Proving you work in a hostile environment is especially complicated--and still evolving, Lamber says. When it comes to what's hostile, "the court uses the term 'severe and pervasive',"she explains. "So it can't just be a single instance. It's not just a bad day. Not just 'I'd rather be someplace else, and my boss is a meanie' type of thing. It's difficult to win such cases because the worker needs to prove that the behavior reaches the level of severe and pervasive."

The passing of the Family and Medical Leave Act, which allows an employee to take unpaid leave due to illness or to care for a new baby or sick family member, has added yet another layer to employment discrimination. The late Chief Justice William Rehnquist--quite surprisingly for a conservative member of the court--wrote the opinion upholding the statute as a way of addressing discrimination against women in the workplace. And Lamber says that the act has had an "enormous effect,"especially for people coping with the illness of a child or parent, even though it turns out the primary reason that people use it is for their own illnesses.

But Lamber isn't all that excited about the act, because it deals with unpaid leave. "As soon as you're talking about unpaid leave, then you're talking about something a lot of people can't afford,"she says. "If we're really serious about families and medical leave, we'd be talking about paid leave."

Still Fighting

Many of the early issues concerning employment discrimination have been solved by legal pioneers such as Lamber, and progress has been made. For instance, when she graduated from law school, Lamber started one of the nation's first courses in employment discrimination at the School of Business in Bloomington. Today, such courses are standard at business schools.

But the challenges Lamber faced as a young attorney remain, albeit in new forms. There is still much work to be done, she says.

"It's not settled--but that's the fun part.".
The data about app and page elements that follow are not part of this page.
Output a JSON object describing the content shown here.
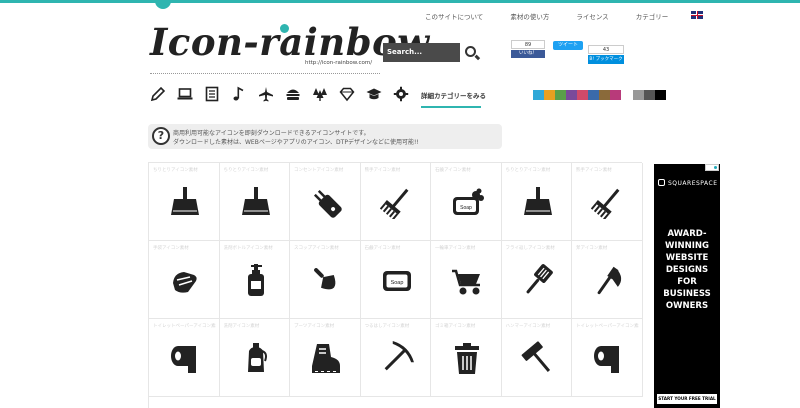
{
  "site": {
    "logo_text": "Icon-rainbow",
    "url_text": "http://icon-rainbow.com/"
  },
  "nav": {
    "items": [
      "このサイトについて",
      "素材の使い方",
      "ライセンス",
      "カテゴリー"
    ],
    "language_flag": "uk-flag-icon"
  },
  "search": {
    "label": "Search..."
  },
  "social": {
    "facebook_count": "89",
    "facebook_label": "いいね！",
    "tweet_label": "ツイート",
    "hatena_count": "43",
    "hatena_label": "B! ブックマーク"
  },
  "categories": {
    "icons": [
      "pencil-icon",
      "laptop-icon",
      "document-icon",
      "music-note-icon",
      "airplane-icon",
      "hamburger-icon",
      "trees-icon",
      "diamond-icon",
      "graduation-cap-icon",
      "gear-icon"
    ],
    "more_label": "詳細カテゴリーをみる"
  },
  "color_filters": [
    "#2fa8d8",
    "#e8a020",
    "#5a9f4a",
    "#7a4a9a",
    "#d04a6a",
    "#3a6aaa",
    "#8a6a3a",
    "#b83a7a"
  ],
  "mono_filters": [
    "#999999",
    "#555555",
    "#000000"
  ],
  "info": {
    "line1": "商用利用可能なアイコンを即刻ダウンロードできるアイコンサイトです。",
    "line2": "ダウンロードした素材は、WEBページやアプリのアイコン、DTPデザインなどに使用可能!!"
  },
  "grid": {
    "rows": [
      [
        {
          "caption": "ちりとりアイコン素材",
          "icon": "dustpan-icon"
        },
        {
          "caption": "ちりとりアイコン素材",
          "icon": "dustpan-icon"
        },
        {
          "caption": "コンセントアイコン素材",
          "icon": "plug-icon"
        },
        {
          "caption": "熊手アイコン素材",
          "icon": "rake-icon"
        },
        {
          "caption": "石鹸アイコン素材",
          "icon": "soap-foam-icon"
        },
        {
          "caption": "ちりとりアイコン素材",
          "icon": "dustpan-icon"
        },
        {
          "caption": "熊手アイコン素材",
          "icon": "rake-icon"
        }
      ],
      [
        {
          "caption": "手袋アイコン素材",
          "icon": "gloves-icon"
        },
        {
          "caption": "洗剤ボトルアイコン素材",
          "icon": "pump-bottle-icon"
        },
        {
          "caption": "スコップアイコン素材",
          "icon": "trowel-icon"
        },
        {
          "caption": "石鹸アイコン素材",
          "icon": "soap-icon"
        },
        {
          "caption": "一輪車アイコン素材",
          "icon": "wheelbarrow-icon"
        },
        {
          "caption": "フライ返しアイコン素材",
          "icon": "spatula-icon"
        },
        {
          "caption": "斧アイコン素材",
          "icon": "axe-icon"
        }
      ],
      [
        {
          "caption": "トイレットペーパーアイコン素材",
          "icon": "toilet-paper-icon"
        },
        {
          "caption": "洗剤アイコン素材",
          "icon": "detergent-icon"
        },
        {
          "caption": "ブーツアイコン素材",
          "icon": "boot-icon"
        },
        {
          "caption": "つるはしアイコン素材",
          "icon": "pickaxe-icon"
        },
        {
          "caption": "ゴミ箱アイコン素材",
          "icon": "trash-can-icon"
        },
        {
          "caption": "ハンマーアイコン素材",
          "icon": "hammer-icon"
        },
        {
          "caption": "トイレットペーパーアイコン素材",
          "icon": "toilet-paper-icon"
        }
      ]
    ]
  },
  "ad": {
    "brand": "SQUARESPACE",
    "headline": [
      "AWARD-",
      "WINNING",
      "WEBSITE",
      "DESIGNS",
      "FOR",
      "BUSINESS",
      "OWNERS"
    ],
    "cta": "START YOUR FREE TRIAL"
  }
}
Ryan Piurek is a media relations specialist for the Indiana University Office of Media Relations and a freelance writer living in Bloomington.